Guppy enthusiasts remain divided as to the ideal female: male ratio.  The textbook answer is two females to each male, but vast anecdotal evidence on the interwebs suggests that it really all comes down to the temperaments of the individual guppies.  Still, patterns emerged: If you have only females, one will likely become an alpha and abuse the others. If you go the male route, and one male guppy is a total asshole, then he’s going to harass any guppy, regardless of sex.  My ever-vaster reading made clear to me that guppy tending falls somewhere, though I wasn’t sure exactly where, on the spectrum of “Great Introduction to the Aquarium Hobby” and “Total Crapshoot, Kids.”

Need I point out that I wasn’t interested in getting into the business of fancy guppy breeding?  And that I didn’t want to have to console a seven-year-old when the adult guppies devoured the babies? I explained to Lucas that it would get Darwinian pretty damn quickly in the tank—meaning I enthused, “Guppies make their own food!” Lucas said, with far too much sangfroid for my taste, that he was “okay with blood.”

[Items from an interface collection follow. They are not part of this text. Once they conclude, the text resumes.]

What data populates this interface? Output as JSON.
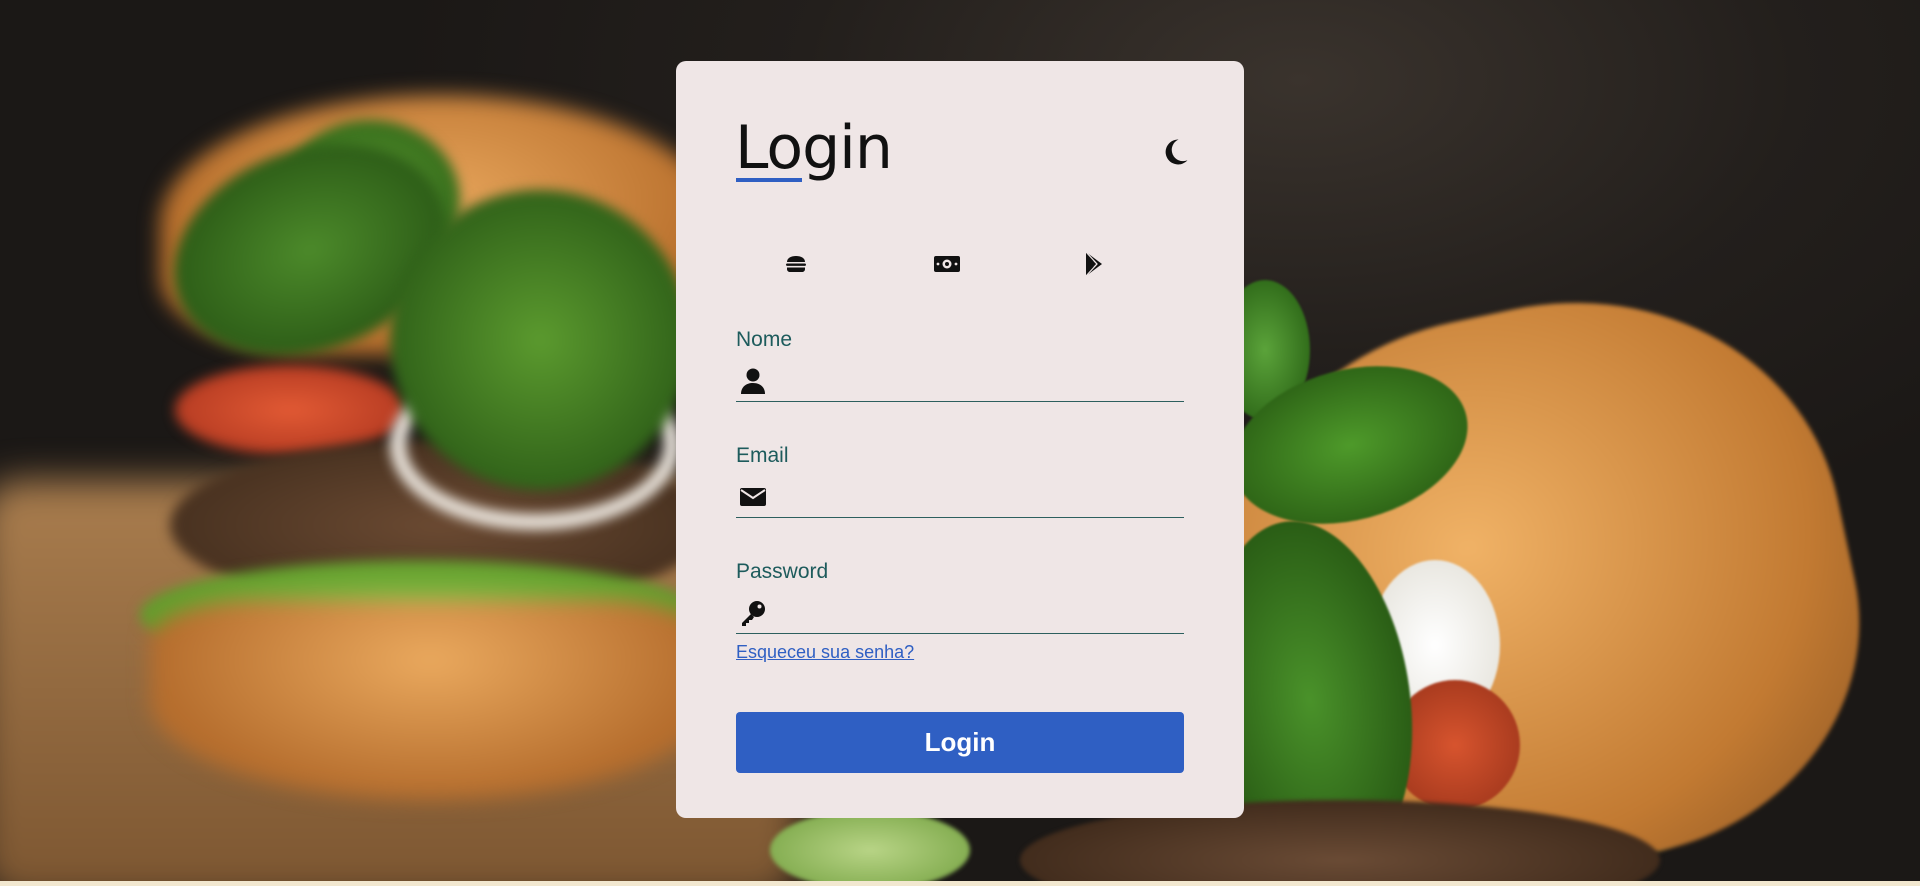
{
  "background": {
    "description_icon": "burger-photo-background"
  },
  "card": {
    "title": "Login",
    "theme_toggle_icon": "moon-icon",
    "accent_color": "#2f5fc3",
    "icons": [
      "burger-icon",
      "money-bill-icon",
      "google-play-icon"
    ],
    "fields": {
      "name": {
        "label": "Nome",
        "icon": "user-icon",
        "value": "",
        "placeholder": ""
      },
      "email": {
        "label": "Email",
        "icon": "envelope-icon",
        "value": "",
        "placeholder": ""
      },
      "password": {
        "label": "Password",
        "icon": "key-icon",
        "value": "",
        "placeholder": ""
      }
    },
    "forgot_link": "Esqueceu sua senha?",
    "submit_label": "Login"
  }
}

In the end, we went with the fish store employee’s advice to get two females and one male, though she confessed she herself had three males and one female that apparently never became pregnant.  We brought the fish home and while at home, I did little but fret about guppies.  (Alas, I inherited, through nature and nurture, a visceral aversion to animal suffering, no matter how small-brained or short-lived the creature.)

My Facebook updates quickly descended into guppy management angst. I had committed to twice-daily partial water changes and lots and lots of water testing.

The guppies, meanwhile, had committed to procreation.  I’m pretty sure one of the females was pregnant before we reached home.

Soon it became evident that, promised guppy cannibalism aside, Lucas expected to keep some of the baby fish.  I procured a second, smaller tank.

A few weeks later, Lucas was excited to see the teeny tiny guppy fry in the tank, and encouraged me to scoop them out.  This process has repeated itself several times, so that we now have about 20 tiny fish in the nursery tank–waaaaaaay too many for an aquarium that size.

From my reading, female guppies birth between two and 200 fish at a time.  Wikipedia reports, “Guppies have the ability to store sperm up to a year, so the females can give birth many times without depending on the presence of a male.”  We have two females. You do the math.

We could be talking about a lot of guppies.  Yet we have seen fry swimming around in the tank, then suddenly they were gone. In fact, Lucas has had the pleasure of seeing one of the females eat a newborn guppy.

I figured, then, that once we had found homes for, oh, 18 of the fry in the secondary tank, we would have reached guppy detente: Guppies are born.  Guppies get eaten.

Why, then, did this week the guppies break our social contract?  There are four fry swimming around the tank, and they’ve been there for about 48 hours.

Anyone want some guppies?

UPDATE: I just went into the kitchen and discovered THIRTY guppy fry.